▶ [Saved entries]:
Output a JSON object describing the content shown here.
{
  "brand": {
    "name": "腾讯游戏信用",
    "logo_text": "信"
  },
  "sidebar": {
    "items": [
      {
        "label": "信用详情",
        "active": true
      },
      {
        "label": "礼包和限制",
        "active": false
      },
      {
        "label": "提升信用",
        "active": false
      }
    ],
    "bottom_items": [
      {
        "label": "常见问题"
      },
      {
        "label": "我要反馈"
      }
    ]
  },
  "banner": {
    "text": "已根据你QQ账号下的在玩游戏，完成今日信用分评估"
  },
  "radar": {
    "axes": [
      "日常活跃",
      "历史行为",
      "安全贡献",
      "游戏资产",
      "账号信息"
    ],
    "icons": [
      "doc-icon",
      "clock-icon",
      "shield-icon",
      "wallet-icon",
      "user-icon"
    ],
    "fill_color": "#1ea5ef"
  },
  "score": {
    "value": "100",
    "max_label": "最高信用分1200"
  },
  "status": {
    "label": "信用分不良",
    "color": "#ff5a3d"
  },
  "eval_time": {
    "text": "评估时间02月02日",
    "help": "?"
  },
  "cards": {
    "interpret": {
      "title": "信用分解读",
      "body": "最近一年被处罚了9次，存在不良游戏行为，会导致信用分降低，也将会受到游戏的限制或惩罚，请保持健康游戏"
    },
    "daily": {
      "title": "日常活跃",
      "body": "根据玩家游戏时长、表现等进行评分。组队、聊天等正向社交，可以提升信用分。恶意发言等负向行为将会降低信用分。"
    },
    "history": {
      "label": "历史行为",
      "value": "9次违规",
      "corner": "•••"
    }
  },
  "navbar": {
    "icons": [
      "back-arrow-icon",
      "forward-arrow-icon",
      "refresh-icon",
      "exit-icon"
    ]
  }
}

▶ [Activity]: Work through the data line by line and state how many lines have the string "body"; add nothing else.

▶ [Problem solution]: 2